Problem requirements: The reply should contain all of the data below, word for word.

Data provided:
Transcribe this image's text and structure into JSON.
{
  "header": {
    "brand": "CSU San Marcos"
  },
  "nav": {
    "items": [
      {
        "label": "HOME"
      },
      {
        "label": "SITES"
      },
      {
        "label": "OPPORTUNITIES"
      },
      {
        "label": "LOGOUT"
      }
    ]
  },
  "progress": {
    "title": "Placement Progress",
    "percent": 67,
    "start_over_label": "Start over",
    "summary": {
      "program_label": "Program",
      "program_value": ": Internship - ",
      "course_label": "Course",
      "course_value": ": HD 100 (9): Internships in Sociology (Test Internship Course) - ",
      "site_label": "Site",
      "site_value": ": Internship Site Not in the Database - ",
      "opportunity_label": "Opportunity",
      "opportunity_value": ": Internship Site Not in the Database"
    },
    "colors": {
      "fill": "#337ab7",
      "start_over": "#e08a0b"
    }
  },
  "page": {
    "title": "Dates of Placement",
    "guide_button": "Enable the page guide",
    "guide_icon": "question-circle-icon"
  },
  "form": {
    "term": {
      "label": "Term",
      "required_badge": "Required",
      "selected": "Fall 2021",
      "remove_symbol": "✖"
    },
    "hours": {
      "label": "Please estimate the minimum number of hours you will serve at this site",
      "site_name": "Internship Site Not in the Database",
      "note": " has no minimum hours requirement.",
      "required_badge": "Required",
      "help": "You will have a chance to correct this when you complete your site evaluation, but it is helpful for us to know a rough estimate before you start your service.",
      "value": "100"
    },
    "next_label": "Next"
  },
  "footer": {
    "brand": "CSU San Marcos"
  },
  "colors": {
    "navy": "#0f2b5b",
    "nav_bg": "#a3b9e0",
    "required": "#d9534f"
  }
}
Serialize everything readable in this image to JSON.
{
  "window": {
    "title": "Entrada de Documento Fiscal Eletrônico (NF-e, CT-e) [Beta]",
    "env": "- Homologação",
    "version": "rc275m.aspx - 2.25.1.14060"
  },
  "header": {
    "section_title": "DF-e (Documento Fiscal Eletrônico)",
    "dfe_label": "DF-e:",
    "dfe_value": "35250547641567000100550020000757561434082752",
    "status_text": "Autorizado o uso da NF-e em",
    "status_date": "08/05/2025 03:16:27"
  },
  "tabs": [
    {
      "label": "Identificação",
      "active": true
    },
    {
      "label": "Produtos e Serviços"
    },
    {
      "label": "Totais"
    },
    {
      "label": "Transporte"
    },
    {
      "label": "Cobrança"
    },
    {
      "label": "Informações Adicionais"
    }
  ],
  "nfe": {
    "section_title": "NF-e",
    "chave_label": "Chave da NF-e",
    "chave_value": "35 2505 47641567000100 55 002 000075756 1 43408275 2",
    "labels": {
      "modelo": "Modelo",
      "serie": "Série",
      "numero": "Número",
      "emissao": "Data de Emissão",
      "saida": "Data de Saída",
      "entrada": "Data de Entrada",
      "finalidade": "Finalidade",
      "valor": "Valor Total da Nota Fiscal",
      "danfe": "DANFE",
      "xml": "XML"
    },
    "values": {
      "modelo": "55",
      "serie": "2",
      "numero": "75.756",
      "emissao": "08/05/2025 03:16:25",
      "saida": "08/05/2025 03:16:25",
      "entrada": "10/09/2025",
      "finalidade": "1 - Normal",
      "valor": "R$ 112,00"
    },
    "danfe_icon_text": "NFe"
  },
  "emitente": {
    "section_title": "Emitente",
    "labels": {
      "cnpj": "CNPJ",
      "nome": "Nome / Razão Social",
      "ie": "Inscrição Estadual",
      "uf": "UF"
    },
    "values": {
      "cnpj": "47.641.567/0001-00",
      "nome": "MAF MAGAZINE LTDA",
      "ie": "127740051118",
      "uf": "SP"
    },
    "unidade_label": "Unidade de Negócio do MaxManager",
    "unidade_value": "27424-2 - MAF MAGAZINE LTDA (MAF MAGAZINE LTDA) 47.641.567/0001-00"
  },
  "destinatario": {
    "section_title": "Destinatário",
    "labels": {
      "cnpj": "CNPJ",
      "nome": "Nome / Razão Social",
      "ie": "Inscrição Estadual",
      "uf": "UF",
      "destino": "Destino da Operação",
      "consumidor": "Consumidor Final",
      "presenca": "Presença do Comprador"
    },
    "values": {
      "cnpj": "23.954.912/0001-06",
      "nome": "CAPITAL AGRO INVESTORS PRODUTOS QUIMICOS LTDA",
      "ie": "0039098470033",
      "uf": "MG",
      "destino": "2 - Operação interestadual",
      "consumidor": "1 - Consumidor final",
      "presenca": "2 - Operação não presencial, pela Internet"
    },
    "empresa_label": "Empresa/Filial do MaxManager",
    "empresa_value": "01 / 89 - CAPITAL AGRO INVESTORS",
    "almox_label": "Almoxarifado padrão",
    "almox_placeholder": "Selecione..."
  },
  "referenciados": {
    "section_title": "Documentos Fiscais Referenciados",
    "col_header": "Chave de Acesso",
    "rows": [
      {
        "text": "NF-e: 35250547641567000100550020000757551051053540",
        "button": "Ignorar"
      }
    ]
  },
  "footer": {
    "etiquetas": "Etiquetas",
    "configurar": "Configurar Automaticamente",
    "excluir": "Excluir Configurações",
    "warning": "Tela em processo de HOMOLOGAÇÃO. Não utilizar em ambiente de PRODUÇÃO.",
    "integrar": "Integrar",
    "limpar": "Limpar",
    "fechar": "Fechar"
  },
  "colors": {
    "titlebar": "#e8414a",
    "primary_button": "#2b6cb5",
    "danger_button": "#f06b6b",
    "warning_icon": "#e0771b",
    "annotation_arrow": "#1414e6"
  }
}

Result for this task:
Transcribe this image's text and structure into JSON.
{
  "header": {
    "brand": "CSU San Marcos"
  },
  "nav": {
    "items": [
      {
        "label": "HOME"
      },
      {
        "label": "SITES"
      },
      {
        "label": "OPPORTUNITIES"
      },
      {
        "label": "LOGOUT"
      }
    ]
  },
  "progress": {
    "title": "Placement Progress",
    "percent": 67,
    "start_over_label": "Start over",
    "summary": {
      "program_label": "Program",
      "program_value": ": Internship - ",
      "course_label": "Course",
      "course_value": ": HD 100 (9): Internships in Sociology (Test Internship Course) - ",
      "site_label": "Site",
      "site_value": ": Internship Site Not in the Database - ",
      "opportunity_label": "Opportunity",
      "opportunity_value": ": Internship Site Not in the Database"
    },
    "colors": {
      "fill": "#337ab7",
      "start_over": "#e08a0b"
    }
  },
  "page": {
    "title": "Dates of Placement",
    "guide_button": "Enable the page guide",
    "guide_icon": "question-circle-icon"
  },
  "form": {
    "term": {
      "label": "Term",
      "required_badge": "Required",
      "selected": "Fall 2021",
      "remove_symbol": "✖"
    },
    "hours": {
      "label": "Please estimate the minimum number of hours you will serve at this site",
      "site_name": "Internship Site Not in the Database",
      "note": " has no minimum hours requirement.",
      "required_badge": "Required",
      "help": "You will have a chance to correct this when you complete your site evaluation, but it is helpful for us to know a rough estimate before you start your service.",
      "value": "100"
    },
    "next_label": "Next"
  },
  "footer": {
    "brand": "CSU San Marcos"
  },
  "colors": {
    "navy": "#0f2b5b",
    "nav_bg": "#a3b9e0",
    "required": "#d9534f"
  }
}
Serialize everything readable in this image to JSON.
{
  "window": {
    "title": "Entrada de Documento Fiscal Eletrônico (NF-e, CT-e) [Beta]",
    "env": "- Homologação",
    "version": "rc275m.aspx - 2.25.1.14060"
  },
  "header": {
    "section_title": "DF-e (Documento Fiscal Eletrônico)",
    "dfe_label": "DF-e:",
    "dfe_value": "35250547641567000100550020000757561434082752",
    "status_text": "Autorizado o uso da NF-e em",
    "status_date": "08/05/2025 03:16:27"
  },
  "tabs": [
    {
      "label": "Identificação",
      "active": true
    },
    {
      "label": "Produtos e Serviços"
    },
    {
      "label": "Totais"
    },
    {
      "label": "Transporte"
    },
    {
      "label": "Cobrança"
    },
    {
      "label": "Informações Adicionais"
    }
  ],
  "nfe": {
    "section_title": "NF-e",
    "chave_label": "Chave da NF-e",
    "chave_value": "35 2505 47641567000100 55 002 000075756 1 43408275 2",
    "labels": {
      "modelo": "Modelo",
      "serie": "Série",
      "numero": "Número",
      "emissao": "Data de Emissão",
      "saida": "Data de Saída",
      "entrada": "Data de Entrada",
      "finalidade": "Finalidade",
      "valor": "Valor Total da Nota Fiscal",
      "danfe": "DANFE",
      "xml": "XML"
    },
    "values": {
      "modelo": "55",
      "serie": "2",
      "numero": "75.756",
      "emissao": "08/05/2025 03:16:25",
      "saida": "08/05/2025 03:16:25",
      "entrada": "10/09/2025",
      "finalidade": "1 - Normal",
      "valor": "R$ 112,00"
    },
    "danfe_icon_text": "NFe"
  },
  "emitente": {
    "section_title": "Emitente",
    "labels": {
      "cnpj": "CNPJ",
      "nome": "Nome / Razão Social",
      "ie": "Inscrição Estadual",
      "uf": "UF"
    },
    "values": {
      "cnpj": "47.641.567/0001-00",
      "nome": "MAF MAGAZINE LTDA",
      "ie": "127740051118",
      "uf": "SP"
    },
    "unidade_label": "Unidade de Negócio do MaxManager",
    "unidade_value": "27424-2 - MAF MAGAZINE LTDA (MAF MAGAZINE LTDA) 47.641.567/0001-00"
  },
  "destinatario": {
    "section_title": "Destinatário",
    "labels": {
      "cnpj": "CNPJ",
      "nome": "Nome / Razão Social",
      "ie": "Inscrição Estadual",
      "uf": "UF",
      "destino": "Destino da Operação",
      "consumidor": "Consumidor Final",
      "presenca": "Presença do Comprador"
    },
    "values": {
      "cnpj": "23.954.912/0001-06",
      "nome": "CAPITAL AGRO INVESTORS PRODUTOS QUIMICOS LTDA",
      "ie": "0039098470033",
      "uf": "MG",
      "destino": "2 - Operação interestadual",
      "consumidor": "1 - Consumidor final",
      "presenca": "2 - Operação não presencial, pela Internet"
    },
    "empresa_label": "Empresa/Filial do MaxManager",
    "empresa_value": "01 / 89 - CAPITAL AGRO INVESTORS",
    "almox_label": "Almoxarifado padrão",
    "almox_placeholder": "Selecione..."
  },
  "referenciados": {
    "section_title": "Documentos Fiscais Referenciados",
    "col_header": "Chave de Acesso",
    "rows": [
      {
        "text": "NF-e: 35250547641567000100550020000757551051053540",
        "button": "Ignorar"
      }
    ]
  },
  "footer": {
    "etiquetas": "Etiquetas",
    "configurar": "Configurar Automaticamente",
    "excluir": "Excluir Configurações",
    "warning": "Tela em processo de HOMOLOGAÇÃO. Não utilizar em ambiente de PRODUÇÃO.",
    "integrar": "Integrar",
    "limpar": "Limpar",
    "fechar": "Fechar"
  },
  "colors": {
    "titlebar": "#e8414a",
    "primary_button": "#2b6cb5",
    "danger_button": "#f06b6b",
    "warning_icon": "#e0771b",
    "annotation_arrow": "#1414e6"
  }
}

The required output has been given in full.